I thought I'd bring back the title because what Egan does to the Republicans who shut down the government to try to derail the ACA is more than just a beat down. His piece for the Opinionator blog at the New York Times today is definitely worth reading, and he doesn't pull any punches in his denunciation of the underlying motivation of these politicians. I mean, here's how he starts it:
Sarah Palin finally got her death panels — a direct blow from the Republican House. In shutting down the government, leaving 800,000 people without a paycheck and draining the economy of $300 million a day, the Party of Madness also took away last-chance cancer trials for children at the National Institutes of Health.Right between the eyes, I'd say.
This is going to be a challenge to keep within fair use guidelines, but it's longer than the average op-ed piece, so I'll try below the Great Orange Wreath.
I know this might be stating the obvious, but Egan applies blame to
a militant fringe of one party in one house of Congress in one branch of government trying to nullify an established law by extortion.But it's HOW he characterizes them that said "diary me" when I read it:
In truth, they are the Know-Nothings from the 1850s who fought Irish Catholics and other castoffs from distant lands, vowing to keep them from becoming citizens. Their incarnation today is the Tea Party Republicans who call Latinos drug mules and would rather strangle the federal government than take up immigration reform.In four sentences. Brilliant! For those of you who were wondering why I kept saying that I thought the Republican party might not make it to 2020 in its current form a while back, there you go. In the 1854 elections, the off year between the elections that brought us Franklin Pierce and James Buchanan, the major third party called itself the American Party, and everybody else called it the Know-Nothing Party. It had its origins in the secret anti-immigrant and anti-Catholic societies of the 1840s, and with increased Irish and German immigration (politically leftist Germans were fleeing here from the failed Revolution of 1848), these people organized as a political party to ban further immigration and institute literacy tests as a precondition for voting. The Know –Nothings weren’t just allied with the Whigs, many conservative Whigs joined the party because it seemed to provide a reconciliation of their distaste for chattel slavery with their horror of sectional discord.
They are the opponents of Social Security in 1935 and Medicare in 1965, labeling what are now the two most popular government programs as socialism that would destroy the country. They are the foes of science and modernism, denying evolution, climate change and, on election nights, math.
The party's insistence on hierarchy, especially differential status and rights, makes them look more like Federalists (the party of Washington, Hamilton and John Adams) than Whigs, but in the 1850s, those who wanted to restrict the franchise didn’t want to do so by wealth but by nativity. They thought that the most threatening newcomers were immigrant peasants, unskilled laborers, craft workers with the wrong political experience and acculturation. This meant Irish Catholics and German “radicals” (and Irish and German immigrants were extremely attracted to Jacksonian democracy’s appeal to the common man).

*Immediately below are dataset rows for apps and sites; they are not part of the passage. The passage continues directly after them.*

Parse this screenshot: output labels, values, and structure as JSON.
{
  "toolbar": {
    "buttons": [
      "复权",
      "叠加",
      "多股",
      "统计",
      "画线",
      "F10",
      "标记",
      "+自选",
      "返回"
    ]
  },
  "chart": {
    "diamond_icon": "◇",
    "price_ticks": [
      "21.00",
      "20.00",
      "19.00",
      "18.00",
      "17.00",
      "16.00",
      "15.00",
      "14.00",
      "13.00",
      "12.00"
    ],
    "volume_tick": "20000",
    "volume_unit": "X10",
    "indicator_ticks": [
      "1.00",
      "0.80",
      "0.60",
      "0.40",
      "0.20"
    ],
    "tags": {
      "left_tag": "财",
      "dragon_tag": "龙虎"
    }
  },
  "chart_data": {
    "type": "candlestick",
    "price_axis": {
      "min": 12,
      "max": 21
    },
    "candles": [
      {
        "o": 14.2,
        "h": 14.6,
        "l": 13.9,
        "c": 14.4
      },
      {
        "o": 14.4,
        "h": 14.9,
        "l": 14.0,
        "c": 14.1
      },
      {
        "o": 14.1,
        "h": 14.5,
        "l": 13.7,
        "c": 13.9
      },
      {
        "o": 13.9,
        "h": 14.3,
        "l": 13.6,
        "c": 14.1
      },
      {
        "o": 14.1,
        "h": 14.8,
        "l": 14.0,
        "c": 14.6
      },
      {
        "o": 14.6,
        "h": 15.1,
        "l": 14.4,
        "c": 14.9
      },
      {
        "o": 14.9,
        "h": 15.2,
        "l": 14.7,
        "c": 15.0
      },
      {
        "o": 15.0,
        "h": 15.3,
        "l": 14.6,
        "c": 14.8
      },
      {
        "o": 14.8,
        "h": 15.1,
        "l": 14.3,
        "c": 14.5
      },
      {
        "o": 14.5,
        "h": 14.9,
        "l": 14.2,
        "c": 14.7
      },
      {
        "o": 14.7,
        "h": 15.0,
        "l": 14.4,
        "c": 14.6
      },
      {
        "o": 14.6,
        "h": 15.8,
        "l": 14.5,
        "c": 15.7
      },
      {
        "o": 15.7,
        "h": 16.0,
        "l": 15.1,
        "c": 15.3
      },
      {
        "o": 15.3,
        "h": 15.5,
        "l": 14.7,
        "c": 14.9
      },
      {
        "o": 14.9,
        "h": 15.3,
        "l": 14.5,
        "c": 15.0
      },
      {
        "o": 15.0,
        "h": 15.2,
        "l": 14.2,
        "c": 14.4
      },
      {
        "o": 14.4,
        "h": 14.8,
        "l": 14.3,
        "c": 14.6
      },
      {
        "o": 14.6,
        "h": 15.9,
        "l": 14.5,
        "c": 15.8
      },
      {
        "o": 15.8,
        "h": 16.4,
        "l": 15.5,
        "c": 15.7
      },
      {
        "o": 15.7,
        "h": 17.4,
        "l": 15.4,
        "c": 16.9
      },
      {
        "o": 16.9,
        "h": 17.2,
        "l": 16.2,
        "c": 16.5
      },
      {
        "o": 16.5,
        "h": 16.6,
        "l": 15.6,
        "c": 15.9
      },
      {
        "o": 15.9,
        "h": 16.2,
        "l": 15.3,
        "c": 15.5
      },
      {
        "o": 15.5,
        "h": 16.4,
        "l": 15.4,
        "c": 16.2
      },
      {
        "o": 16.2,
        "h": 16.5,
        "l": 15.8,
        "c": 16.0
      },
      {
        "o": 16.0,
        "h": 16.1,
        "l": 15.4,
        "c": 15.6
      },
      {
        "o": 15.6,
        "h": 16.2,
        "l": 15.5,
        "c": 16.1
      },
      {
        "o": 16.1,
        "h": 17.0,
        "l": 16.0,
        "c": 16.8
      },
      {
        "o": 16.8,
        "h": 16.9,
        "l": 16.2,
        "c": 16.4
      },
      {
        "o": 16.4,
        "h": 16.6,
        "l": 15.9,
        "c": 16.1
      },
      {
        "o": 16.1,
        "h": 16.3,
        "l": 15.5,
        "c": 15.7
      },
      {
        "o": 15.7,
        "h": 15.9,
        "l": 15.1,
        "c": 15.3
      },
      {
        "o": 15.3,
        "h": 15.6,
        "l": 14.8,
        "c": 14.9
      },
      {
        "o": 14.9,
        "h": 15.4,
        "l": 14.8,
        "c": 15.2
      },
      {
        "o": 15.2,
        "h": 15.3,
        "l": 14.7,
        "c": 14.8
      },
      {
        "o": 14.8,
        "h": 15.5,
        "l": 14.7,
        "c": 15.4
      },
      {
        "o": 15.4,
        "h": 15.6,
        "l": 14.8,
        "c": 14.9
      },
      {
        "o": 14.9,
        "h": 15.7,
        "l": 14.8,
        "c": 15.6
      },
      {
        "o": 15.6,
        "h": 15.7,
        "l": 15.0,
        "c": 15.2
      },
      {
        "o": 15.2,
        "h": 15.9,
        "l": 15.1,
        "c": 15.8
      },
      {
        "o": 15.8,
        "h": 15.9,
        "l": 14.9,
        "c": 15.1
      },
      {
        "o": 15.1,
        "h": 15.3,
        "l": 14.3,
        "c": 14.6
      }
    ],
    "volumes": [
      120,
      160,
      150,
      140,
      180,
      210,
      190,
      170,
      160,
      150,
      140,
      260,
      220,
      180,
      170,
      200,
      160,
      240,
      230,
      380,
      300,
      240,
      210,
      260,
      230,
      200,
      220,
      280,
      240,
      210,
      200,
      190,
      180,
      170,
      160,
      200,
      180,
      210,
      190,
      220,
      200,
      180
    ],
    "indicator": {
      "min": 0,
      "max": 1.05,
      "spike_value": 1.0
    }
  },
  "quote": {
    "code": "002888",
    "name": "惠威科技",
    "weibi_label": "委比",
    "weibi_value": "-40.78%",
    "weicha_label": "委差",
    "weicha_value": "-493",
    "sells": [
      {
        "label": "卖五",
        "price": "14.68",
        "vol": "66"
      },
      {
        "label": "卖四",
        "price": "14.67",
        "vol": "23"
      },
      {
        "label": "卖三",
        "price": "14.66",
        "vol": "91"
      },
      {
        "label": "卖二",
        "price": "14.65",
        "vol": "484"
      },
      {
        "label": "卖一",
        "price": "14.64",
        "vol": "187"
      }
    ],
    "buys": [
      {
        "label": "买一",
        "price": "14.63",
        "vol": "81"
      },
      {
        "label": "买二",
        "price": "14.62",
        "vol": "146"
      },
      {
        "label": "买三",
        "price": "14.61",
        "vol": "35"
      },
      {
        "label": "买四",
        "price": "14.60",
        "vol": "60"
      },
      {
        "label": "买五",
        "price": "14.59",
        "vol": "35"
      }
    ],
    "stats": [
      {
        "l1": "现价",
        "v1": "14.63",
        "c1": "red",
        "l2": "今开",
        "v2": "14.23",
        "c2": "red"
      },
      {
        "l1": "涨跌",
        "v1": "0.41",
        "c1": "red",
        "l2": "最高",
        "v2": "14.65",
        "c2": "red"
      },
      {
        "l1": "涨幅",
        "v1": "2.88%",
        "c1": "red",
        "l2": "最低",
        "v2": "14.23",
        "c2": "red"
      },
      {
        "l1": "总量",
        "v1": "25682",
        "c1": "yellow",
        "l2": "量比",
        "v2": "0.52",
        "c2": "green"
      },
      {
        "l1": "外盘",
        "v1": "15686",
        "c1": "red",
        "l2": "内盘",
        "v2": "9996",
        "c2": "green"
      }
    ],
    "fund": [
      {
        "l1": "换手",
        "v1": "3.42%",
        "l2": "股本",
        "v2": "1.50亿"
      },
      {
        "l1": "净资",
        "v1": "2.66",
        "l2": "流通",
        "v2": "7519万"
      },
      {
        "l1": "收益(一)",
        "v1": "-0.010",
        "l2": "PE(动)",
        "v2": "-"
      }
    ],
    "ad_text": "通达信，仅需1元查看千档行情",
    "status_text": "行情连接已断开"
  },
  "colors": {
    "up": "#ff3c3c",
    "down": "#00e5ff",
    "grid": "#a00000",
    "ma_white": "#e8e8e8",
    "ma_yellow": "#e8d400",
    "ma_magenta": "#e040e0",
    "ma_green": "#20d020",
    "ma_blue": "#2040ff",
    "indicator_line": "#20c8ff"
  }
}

Why couldn’t the Whigs accommodate this? The Liberal wing of party, led by men like William Seward of New York, believed that the only way the Whigs could increase the size of their constituency would be by shedding the substance and appearance of Federalist elitism and bigotry.
Unlike the Whigs, their successor party, the Republican Party, is trying VERY HARD to accommodate these people. Rebranding, they call it, and here's Egan again:
Politically, the shutdown is terrible for a party trying to rebrand itself. When Bobby Jindal said Republicans have to “stop being the party of stupid,” he swallowed a teaspoon of common sense. That’s been washed away by a river of stupid.
And here's how he ends it:
“We’re right,” crowed Representative Steve King of Iowa.Evisceration! I know that the gerrymandering of districts in many states makes taking back the House in 2014 difficult, but I can't wait for the election anyway.
“We can always win,” seconded Representative Raúl Labrador of Idaho.
Say it enough times, and it’ll be true, like Karl Rove’s gasping on election night that Obama had not yet won. But the die is cast. They wrecked the car, dug their own grave; no matter what you call it, history’s verdict came early.